7) Hokuto Shinken and Nanto Seiken
These fictional martial arts come from the post-apocalyptic anime series Fist of the North Star. Most fighters only use 30 percent of their natural fighting ability, but Hokuto Shinken lets you use the remaining 70 percent — and you can strike your opponent's 708 secret pressure points, letting you destroy him/her from within. Because of its deadliness, Hokuto Shinken can only have one successor per generation — and students who fail to become that successor must renounce the discipline or have their memories erased or their fists crushed. Nanto Seiken, by contrast, focuses on destroying your opponent from the outside. (Thanks to DTurkin for the suggestion!)
There are tons and tons of great martial arts in Terry Pratchett's Discworld, including Deja-Fu, in which the user's arms move in time as well as space, so the opponent feels the effect of past blows while standing in front of the apparently motionless Deja-Fu practitioner. And No Kando, which may be made up. But Sloshi, the martial art practiced by the hardiest and most worthy Fools and Clowns, may well be the greatest. Sloshi is basically the physical comedy of clowning, without the careful attention to making sure nobody gets hurt.
5) Torquasm-Rao and Klurkor and Horu-Karu.
Superman's homeworld of Krypton had a wealth of martial arts, including all the ones listed above. Klurkor is apparently a Kryptonian form of Karate, while Torquasm-Rao allows you to focus your Chi and attack on the astral plane. (And yes, "Torquasm-Rao" does sound kind of dirty.) The cool thing is that you don't need superpowers to rock any of these martial arts, and at various times Lois Lane has been said to have learned some or all of them.

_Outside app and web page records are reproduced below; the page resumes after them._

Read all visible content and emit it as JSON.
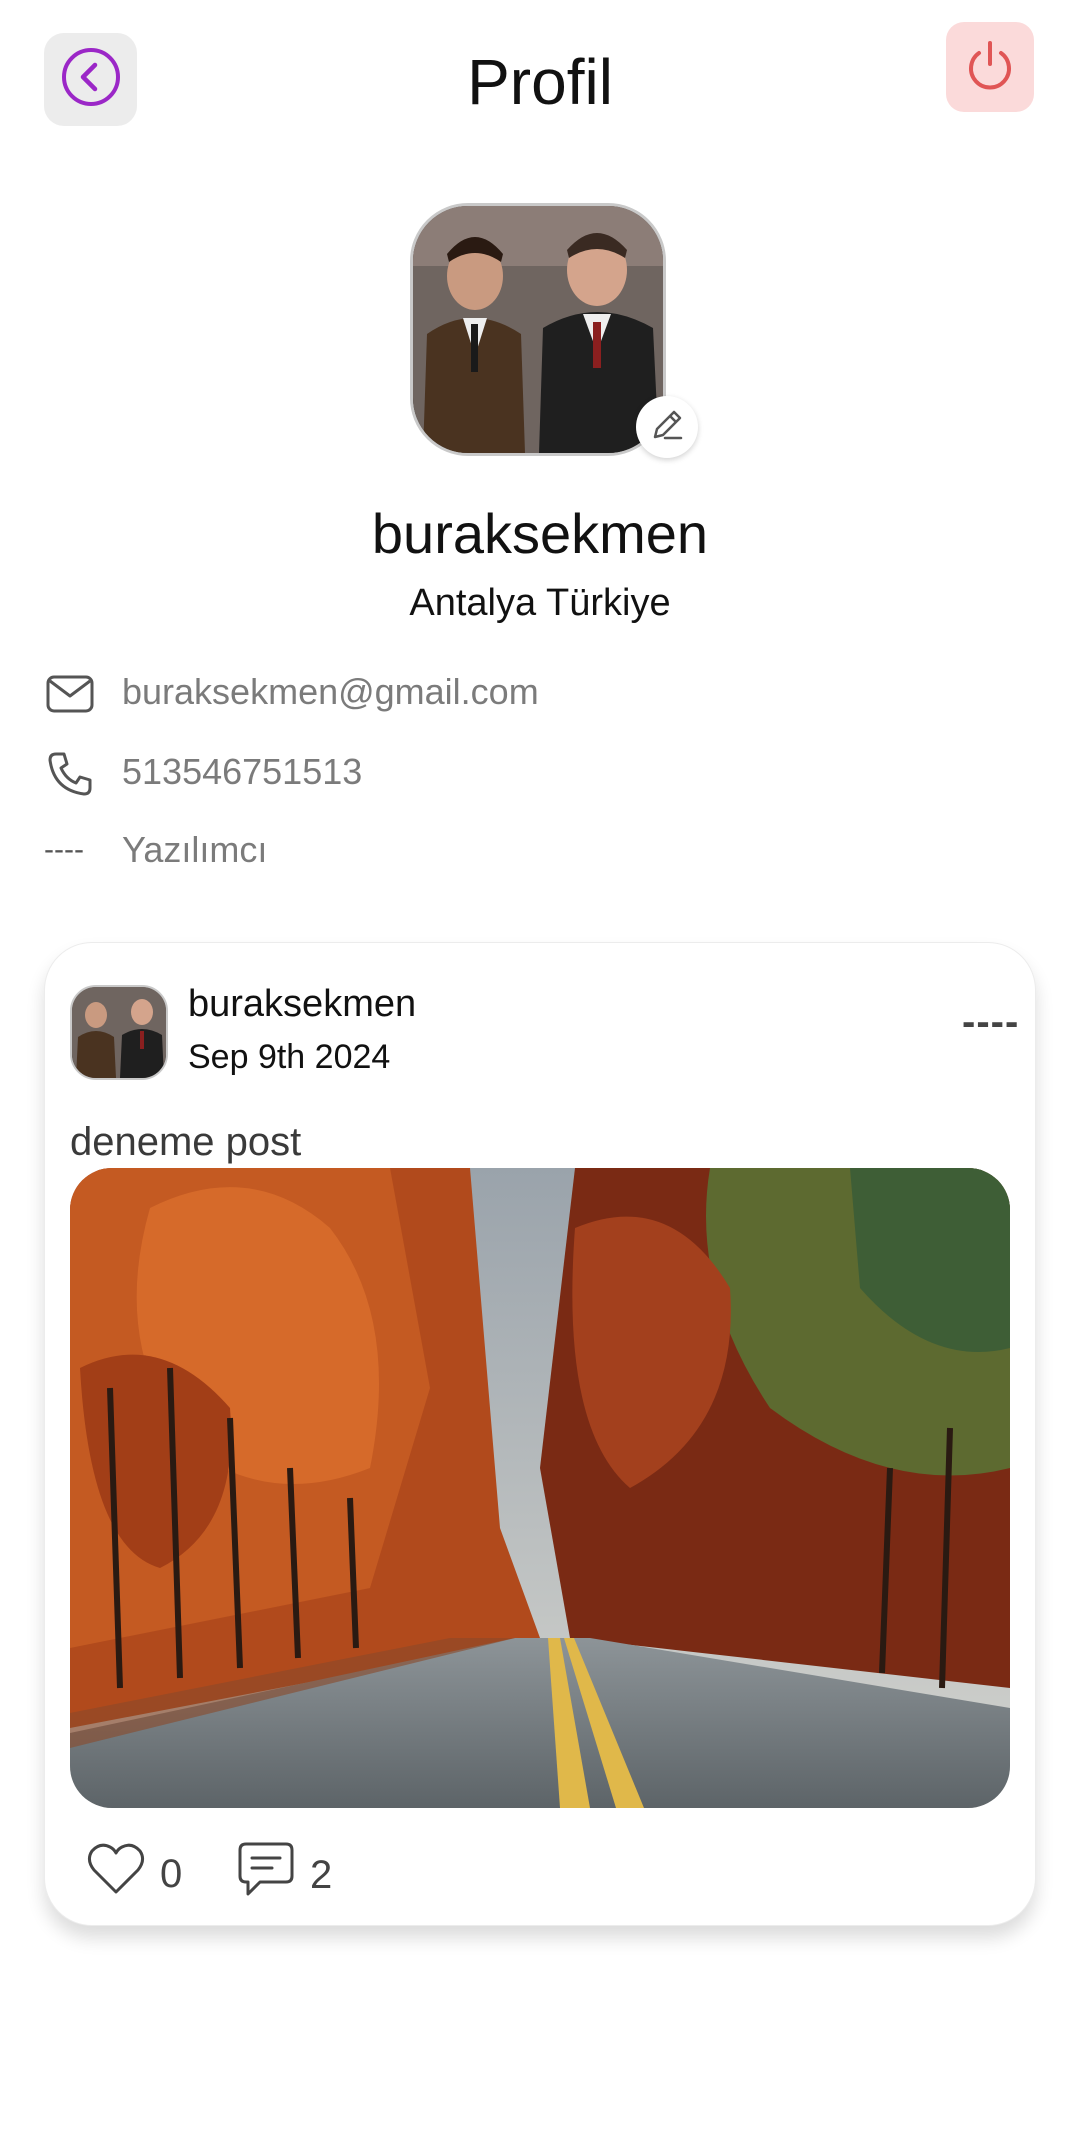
{
  "header": {
    "title": "Profil",
    "back_icon": "chevron-left-icon",
    "power_icon": "power-icon",
    "back_color": "#9b27c7",
    "power_color": "#e05555"
  },
  "profile": {
    "username": "buraksekmen",
    "location": "Antalya Türkiye",
    "edit_icon": "pencil-icon"
  },
  "info": {
    "email": "buraksekmen@gmail.com",
    "phone": "513546751513",
    "job_marker": "----",
    "job": "Yazılımcı"
  },
  "post": {
    "username": "buraksekmen",
    "date": "Sep 9th 2024",
    "text": "deneme post",
    "more_marker": "----",
    "likes": "0",
    "comments": "2"
  }
}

In the picture at left, Lois Lane is using Klurkor to rock out in roller derby, via Slay Monstrobot.
4) Fremen Kempo
This is the Fremen martial art that everyone, including children, women and the elderly, are trained in. It prizes speed and flexibility over strength — and you get chrysknife made from a Sandworm's tooth. The many styles of Fremen Kempo range from Tai Chi to kickboxing. Dune also offers the Bene Gesserit Weirding Way.
3) Panzer Kunst
A martial art developed for cyborg combat in the Battle Angel Alita series — it's used by Alita herself, as well as her replicas. Panzer Kunst seeks oneness between all the senses, and is both the strongest of the cyborg martial arts and the basis for all other space-based fighting styles. The art is geared towards fighting in zero-gravity as well as freefall, and against opponents with ranged weapons. Attacks include vibrations that can damage an opponent's internal organs.
There's no such thing as the Vulcan Death Grip, sadly — but if you wanted to use the Vulcan Nerve Pinch technique to slaughter someone, this is what you would use. In Tal-Shaya, you apply exact pressure to the victim's neck, snapping it instantly. When a delegate aboard the Enterprise was killed using this method on Star Trek, Ambassador Sarek was the main suspect. Trek also has the fantastic Mok'bara, the Klingon martial art that clears your mind and lets you slice someone to ribbons with a Bat'leth. (We've all decided to pretend Tsunkatse never existed.)
1) Venusian Aikido
Back in the 1960s, the time-traveling hero of Doctor Who solved his problems with his wits, and a bit of gentle humor. He seldom used violence, except when there was a caveman whose skull needed bashing in. But in the 1970s, the Doctor suddenly got more physical, using karate chops and tossing his oponents here and there. He soon revealed he was an adept at Venusian Aikido, a martial art developed for the six-armed Venusians. Here's a video of the Third Doctor beating the crap out of people.
Additional reporting by Katharine Trendacosta and Michael Ann Dobbs.